(Website and app data records)

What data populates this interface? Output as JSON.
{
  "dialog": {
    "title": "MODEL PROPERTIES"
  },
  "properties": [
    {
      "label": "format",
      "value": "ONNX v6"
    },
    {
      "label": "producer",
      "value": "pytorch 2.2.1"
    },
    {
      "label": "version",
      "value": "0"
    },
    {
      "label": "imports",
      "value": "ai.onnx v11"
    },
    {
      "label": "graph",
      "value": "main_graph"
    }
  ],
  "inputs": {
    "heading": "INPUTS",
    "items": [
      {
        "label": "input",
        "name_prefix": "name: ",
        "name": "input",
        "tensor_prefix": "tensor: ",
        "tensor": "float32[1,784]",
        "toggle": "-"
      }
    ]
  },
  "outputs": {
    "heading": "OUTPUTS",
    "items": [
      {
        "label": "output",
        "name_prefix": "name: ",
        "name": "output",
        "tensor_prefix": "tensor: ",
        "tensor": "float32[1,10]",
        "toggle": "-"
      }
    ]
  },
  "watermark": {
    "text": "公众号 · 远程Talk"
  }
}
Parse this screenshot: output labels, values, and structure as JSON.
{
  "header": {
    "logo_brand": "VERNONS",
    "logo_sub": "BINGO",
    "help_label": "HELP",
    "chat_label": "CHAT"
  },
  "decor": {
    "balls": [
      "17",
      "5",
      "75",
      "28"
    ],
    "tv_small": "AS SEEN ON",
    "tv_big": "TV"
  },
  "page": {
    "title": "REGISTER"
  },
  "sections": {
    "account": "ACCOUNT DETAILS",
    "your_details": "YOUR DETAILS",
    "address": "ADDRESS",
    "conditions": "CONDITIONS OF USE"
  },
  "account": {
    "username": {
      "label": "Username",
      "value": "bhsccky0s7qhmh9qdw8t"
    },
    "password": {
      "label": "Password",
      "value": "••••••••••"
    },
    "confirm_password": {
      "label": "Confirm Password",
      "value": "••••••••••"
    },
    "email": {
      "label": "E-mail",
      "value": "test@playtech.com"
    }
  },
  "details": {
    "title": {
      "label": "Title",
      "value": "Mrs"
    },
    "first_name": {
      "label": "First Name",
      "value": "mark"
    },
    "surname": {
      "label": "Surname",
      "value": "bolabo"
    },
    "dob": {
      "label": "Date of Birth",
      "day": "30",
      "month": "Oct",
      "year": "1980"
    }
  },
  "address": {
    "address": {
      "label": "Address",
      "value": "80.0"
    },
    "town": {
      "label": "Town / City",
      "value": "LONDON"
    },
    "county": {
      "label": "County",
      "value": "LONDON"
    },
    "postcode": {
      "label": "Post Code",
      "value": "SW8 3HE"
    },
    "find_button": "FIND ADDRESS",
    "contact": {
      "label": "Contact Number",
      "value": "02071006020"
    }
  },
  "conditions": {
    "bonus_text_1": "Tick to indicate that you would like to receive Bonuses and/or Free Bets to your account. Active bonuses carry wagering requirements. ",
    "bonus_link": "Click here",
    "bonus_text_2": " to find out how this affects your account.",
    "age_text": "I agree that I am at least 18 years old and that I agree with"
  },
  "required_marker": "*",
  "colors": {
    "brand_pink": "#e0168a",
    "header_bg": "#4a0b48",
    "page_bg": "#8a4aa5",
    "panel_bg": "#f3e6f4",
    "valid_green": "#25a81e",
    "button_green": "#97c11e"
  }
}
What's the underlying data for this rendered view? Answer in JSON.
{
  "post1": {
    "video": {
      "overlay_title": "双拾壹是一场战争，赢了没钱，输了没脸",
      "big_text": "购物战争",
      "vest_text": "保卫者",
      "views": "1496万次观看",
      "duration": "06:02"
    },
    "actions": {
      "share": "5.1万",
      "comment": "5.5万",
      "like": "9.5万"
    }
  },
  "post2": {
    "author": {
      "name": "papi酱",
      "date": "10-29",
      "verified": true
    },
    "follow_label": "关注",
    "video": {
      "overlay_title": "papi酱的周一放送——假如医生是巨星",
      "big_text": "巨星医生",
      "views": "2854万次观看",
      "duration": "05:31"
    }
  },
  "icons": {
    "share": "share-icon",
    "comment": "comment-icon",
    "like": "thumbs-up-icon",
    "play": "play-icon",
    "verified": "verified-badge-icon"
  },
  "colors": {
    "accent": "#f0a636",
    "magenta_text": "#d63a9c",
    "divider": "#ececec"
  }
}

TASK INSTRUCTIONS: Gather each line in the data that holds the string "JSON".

ANSWER SECTION:
What data populates this interface? Output as JSON.
Parse this screenshot: output labels, values, and structure as JSON.
What's the underlying data for this rendered view? Answer in JSON.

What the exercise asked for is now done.